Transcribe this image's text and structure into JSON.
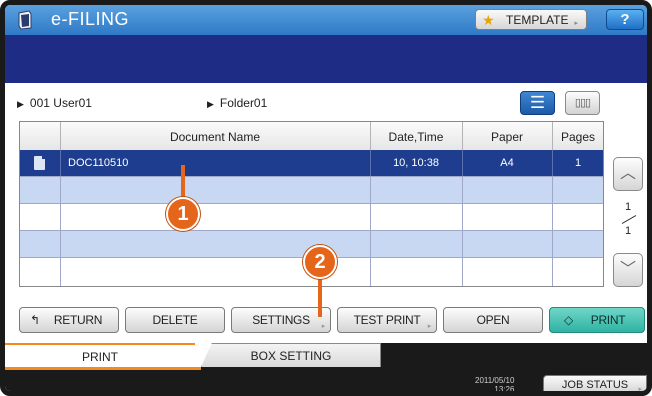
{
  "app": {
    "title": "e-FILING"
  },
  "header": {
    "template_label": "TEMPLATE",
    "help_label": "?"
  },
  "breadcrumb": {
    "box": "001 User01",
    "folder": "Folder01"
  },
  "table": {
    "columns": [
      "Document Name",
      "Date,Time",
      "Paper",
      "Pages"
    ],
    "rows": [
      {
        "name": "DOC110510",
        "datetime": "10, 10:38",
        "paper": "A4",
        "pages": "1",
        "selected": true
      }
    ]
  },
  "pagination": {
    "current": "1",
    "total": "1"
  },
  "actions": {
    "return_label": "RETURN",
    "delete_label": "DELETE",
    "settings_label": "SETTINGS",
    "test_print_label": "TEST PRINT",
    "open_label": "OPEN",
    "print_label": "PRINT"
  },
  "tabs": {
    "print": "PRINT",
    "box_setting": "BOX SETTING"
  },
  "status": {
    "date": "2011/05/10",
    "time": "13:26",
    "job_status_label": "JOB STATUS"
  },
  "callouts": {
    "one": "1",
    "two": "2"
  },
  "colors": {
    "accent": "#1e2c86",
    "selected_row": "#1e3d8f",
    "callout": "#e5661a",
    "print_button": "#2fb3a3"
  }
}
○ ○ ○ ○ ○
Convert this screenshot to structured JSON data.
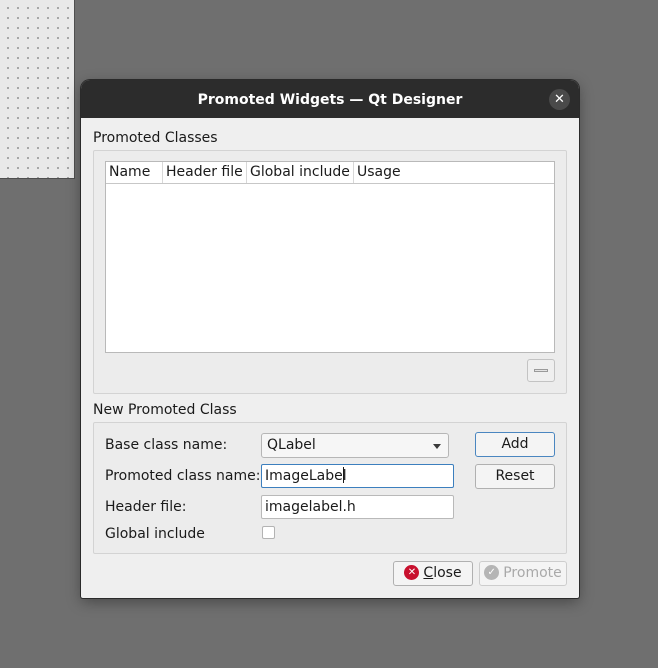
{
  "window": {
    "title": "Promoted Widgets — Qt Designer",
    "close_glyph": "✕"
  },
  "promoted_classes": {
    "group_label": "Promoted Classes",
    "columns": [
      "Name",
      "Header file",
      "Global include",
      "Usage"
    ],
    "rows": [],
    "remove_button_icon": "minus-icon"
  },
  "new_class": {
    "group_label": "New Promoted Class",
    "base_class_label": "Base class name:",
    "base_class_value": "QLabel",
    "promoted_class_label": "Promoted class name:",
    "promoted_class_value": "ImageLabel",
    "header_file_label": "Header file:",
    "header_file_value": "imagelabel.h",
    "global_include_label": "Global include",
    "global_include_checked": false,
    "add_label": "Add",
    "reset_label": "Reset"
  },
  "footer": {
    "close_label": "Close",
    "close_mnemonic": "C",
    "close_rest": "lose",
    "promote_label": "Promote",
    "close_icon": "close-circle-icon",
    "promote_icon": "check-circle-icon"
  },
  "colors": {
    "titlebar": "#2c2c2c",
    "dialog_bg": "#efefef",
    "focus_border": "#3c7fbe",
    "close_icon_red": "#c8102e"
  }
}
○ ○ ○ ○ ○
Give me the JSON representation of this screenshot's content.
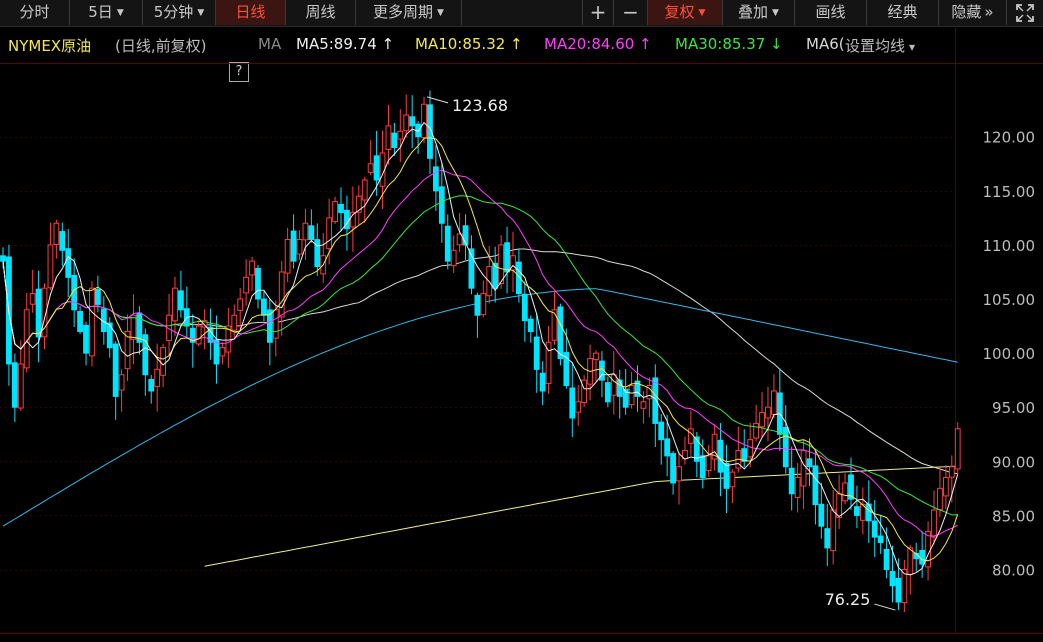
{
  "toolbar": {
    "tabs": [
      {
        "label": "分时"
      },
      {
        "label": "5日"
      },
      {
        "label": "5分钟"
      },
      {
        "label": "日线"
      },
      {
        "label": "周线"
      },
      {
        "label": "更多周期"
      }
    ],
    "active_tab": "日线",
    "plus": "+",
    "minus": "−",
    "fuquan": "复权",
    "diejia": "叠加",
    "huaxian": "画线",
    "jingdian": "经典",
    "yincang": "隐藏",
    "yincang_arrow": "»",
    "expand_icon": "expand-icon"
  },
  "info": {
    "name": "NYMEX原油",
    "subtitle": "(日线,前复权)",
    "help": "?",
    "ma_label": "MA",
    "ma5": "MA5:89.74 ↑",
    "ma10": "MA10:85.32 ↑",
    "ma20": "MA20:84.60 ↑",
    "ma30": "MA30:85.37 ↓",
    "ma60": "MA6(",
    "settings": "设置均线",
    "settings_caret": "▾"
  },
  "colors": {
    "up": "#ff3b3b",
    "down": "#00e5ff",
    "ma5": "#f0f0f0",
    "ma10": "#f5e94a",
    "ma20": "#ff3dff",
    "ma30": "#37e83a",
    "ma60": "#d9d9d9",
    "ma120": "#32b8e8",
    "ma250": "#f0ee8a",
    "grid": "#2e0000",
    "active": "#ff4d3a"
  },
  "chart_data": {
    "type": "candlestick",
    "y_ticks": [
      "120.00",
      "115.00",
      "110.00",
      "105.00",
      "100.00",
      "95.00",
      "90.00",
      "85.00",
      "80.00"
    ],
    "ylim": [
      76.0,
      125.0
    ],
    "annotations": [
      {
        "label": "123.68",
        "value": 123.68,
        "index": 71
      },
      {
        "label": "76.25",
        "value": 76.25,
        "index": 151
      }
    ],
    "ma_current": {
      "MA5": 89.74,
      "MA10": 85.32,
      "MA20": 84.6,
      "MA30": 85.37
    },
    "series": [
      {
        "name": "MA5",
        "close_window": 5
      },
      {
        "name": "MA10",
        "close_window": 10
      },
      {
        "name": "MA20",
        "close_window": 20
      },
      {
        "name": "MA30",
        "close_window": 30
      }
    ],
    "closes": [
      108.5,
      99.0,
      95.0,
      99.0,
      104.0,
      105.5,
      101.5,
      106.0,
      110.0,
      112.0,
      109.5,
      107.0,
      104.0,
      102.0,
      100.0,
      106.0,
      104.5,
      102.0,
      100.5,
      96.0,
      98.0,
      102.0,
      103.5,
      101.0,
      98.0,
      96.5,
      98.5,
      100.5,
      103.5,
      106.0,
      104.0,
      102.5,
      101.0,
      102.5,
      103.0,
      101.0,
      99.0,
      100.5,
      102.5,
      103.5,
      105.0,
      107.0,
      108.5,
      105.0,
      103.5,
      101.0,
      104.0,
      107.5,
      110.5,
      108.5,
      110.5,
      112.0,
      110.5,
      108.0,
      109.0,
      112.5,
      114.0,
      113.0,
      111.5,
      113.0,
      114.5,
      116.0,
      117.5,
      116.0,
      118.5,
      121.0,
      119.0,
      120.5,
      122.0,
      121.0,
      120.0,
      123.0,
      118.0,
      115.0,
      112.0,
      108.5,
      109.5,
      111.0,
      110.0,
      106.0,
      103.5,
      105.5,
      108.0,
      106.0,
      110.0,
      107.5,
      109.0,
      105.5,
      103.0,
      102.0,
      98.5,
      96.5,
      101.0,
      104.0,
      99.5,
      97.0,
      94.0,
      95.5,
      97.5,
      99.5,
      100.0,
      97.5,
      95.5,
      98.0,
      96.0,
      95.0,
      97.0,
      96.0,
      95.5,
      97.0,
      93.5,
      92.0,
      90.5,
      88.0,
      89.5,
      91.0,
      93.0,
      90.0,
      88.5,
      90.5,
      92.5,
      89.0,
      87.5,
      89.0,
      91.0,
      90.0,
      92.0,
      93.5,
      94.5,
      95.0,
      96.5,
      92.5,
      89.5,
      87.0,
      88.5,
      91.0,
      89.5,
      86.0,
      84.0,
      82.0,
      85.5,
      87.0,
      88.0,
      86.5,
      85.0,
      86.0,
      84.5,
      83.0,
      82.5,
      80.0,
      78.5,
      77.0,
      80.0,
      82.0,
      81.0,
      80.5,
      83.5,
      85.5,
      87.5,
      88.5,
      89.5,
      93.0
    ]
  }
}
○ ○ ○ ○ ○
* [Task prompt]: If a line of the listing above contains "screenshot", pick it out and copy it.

* [Solution to this problem]:
Convert this screenshot to structured JSON data.
Give me the JSON representation of this screenshot's content.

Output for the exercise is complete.